I’d like to apologize for lying.
I said that I would only make one post about Covid-19 but this is my second post. Sorry. Actually, I think I’m going to throw my dear friend Barbara Bell under the proverbial bus. She came over for an impromptu visit. It’s been 24 months since the initial pandemic lock downs and horrific health stats. Twenty four months since the world essentially shut down. Barb and I pondered over tea and dates.
She said Covid-19 made us see what was completely necessary for our lives and what was basically unnecessary—stuff, people, activities—all of it.
Well the (Barbara) bell did toll indeed—and loud. Her statement was grand. I stopped listening to her for a few minutes (sorry Barb). I began making an itemized list of all the things that I did over the last eighteen months, what things I eliminated, what was taken away and what remained. What were my daily tasks? What people and things did I need and what fell away unnoticed without a longing in my heart.
The first two weeks of lock down I treated like the longest most relaxing weekend ever except that it lasted about two weeks not two days. I did however, understand that I needed a plan. This never ending weekend couldn’t go on forever. The problem solver in me came up with a solution.
Because I’m such a go-al getter I made more lists.
My daily check list included the following: pray, meditation, water (drinking enough), journal, workout, getting outside, working out and yoga. Reading and writing (I am committed to Counios and Gane). Blogging, some form of creativity, and a bedtime routine. It’s a basic list but I think it helped me get through peacefully from day to day with physical, spiritual and mental stimulation.
My social circles tightened right up. Because they had to. I did foster a couple of relationships that were time zone dependent. My friend Maria, who lives in Greece would be at home in the evening while I’d be at work but with my new less rigid schedule we were able to hang out more.
Many people floundered with this lack of direction but I didn’t, because I didn’t want to. I didn’t want to waste my days. Even the time off at the beginning felt like a gift.
What I realized about myself is that although I love people and I love making connections I’m also super duper skilled at being a lone wolf. Yes. That’s a skill. I have taken to the moments of silence and solitude like a delicious warm sweet tea. It’s good for me. It comforts me and I want it.

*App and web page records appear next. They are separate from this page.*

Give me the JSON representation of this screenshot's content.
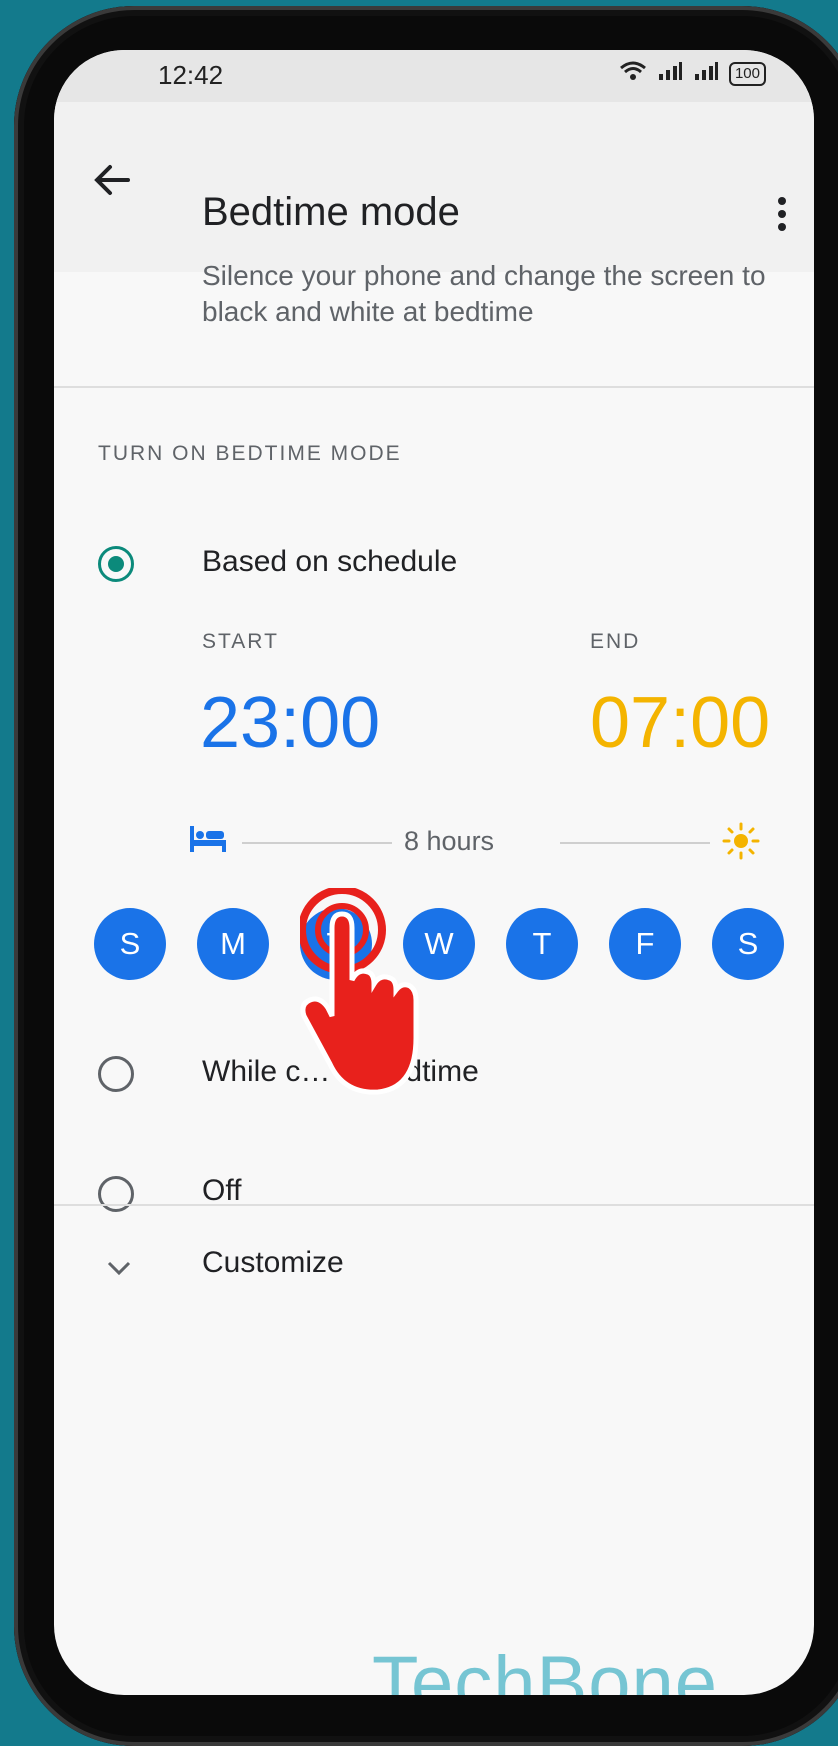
{
  "status_bar": {
    "time": "12:42",
    "battery": "100"
  },
  "appbar": {
    "title": "Bedtime mode"
  },
  "description": "Silence your phone and change the screen to black and white at bedtime",
  "section": {
    "header": "TURN ON BEDTIME MODE"
  },
  "options": [
    {
      "label": "Based on schedule",
      "checked": true
    },
    {
      "label": "While charging at bedtime",
      "visible_label": "While c… at bedtime",
      "checked": false
    },
    {
      "label": "Off",
      "checked": false
    }
  ],
  "schedule": {
    "start_label": "START",
    "end_label": "END",
    "start_time": "23:00",
    "end_time": "07:00",
    "duration": "8 hours",
    "start_color": "#1a73e8",
    "end_color": "#f4b400"
  },
  "days": [
    "S",
    "M",
    "T",
    "W",
    "T",
    "F",
    "S"
  ],
  "customize": {
    "label": "Customize"
  },
  "watermark": "TechBone",
  "colors": {
    "accent_blue": "#1a73e8",
    "radio_teal": "#0b8a7b",
    "tap_red": "#e8211c"
  },
  "icons": [
    "back-arrow-icon",
    "more-vert-icon",
    "bed-icon",
    "sun-icon",
    "chevron-down-icon",
    "tap-hand-icon"
  ]
}
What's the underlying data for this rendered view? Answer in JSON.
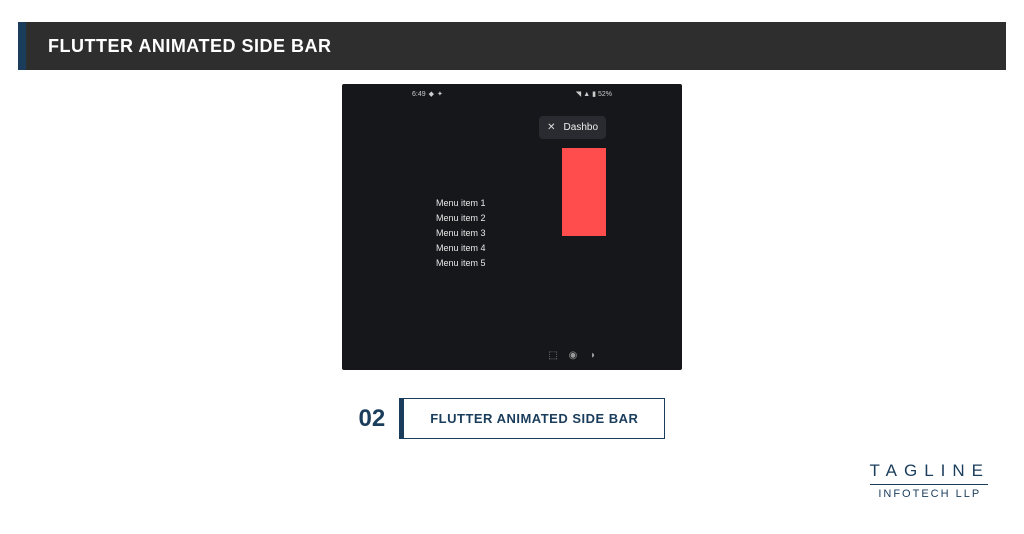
{
  "header": {
    "title": "FLUTTER ANIMATED SIDE BAR"
  },
  "demo": {
    "status": {
      "time": "6:49",
      "battery": "52%"
    },
    "appbar": {
      "close": "✕",
      "title": "Dashbo"
    },
    "menu": [
      "Menu item 1",
      "Menu item 2",
      "Menu item 3",
      "Menu item 4",
      "Menu item 5"
    ]
  },
  "caption": {
    "number": "02",
    "text": "FLUTTER ANIMATED SIDE BAR"
  },
  "logo": {
    "top": "TAGLINE",
    "bottom": "INFOTECH LLP"
  }
}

The final realization was how important every single person is for our world to move along smoothly. Each person has a task and is relative—the person who stocks the shelves, the garbage collectors, factory workers, those who clean and organize and run business—each person is needed.
We are all needed. I hope that we can remember this as we move away from the days of lock downs and quarantines and all the things that came with this strange, unique and challenging time. I hope that we can now itemize the things we really need and the things we don’t. Fingers crossed that day by day these all just become history and our learnings stick.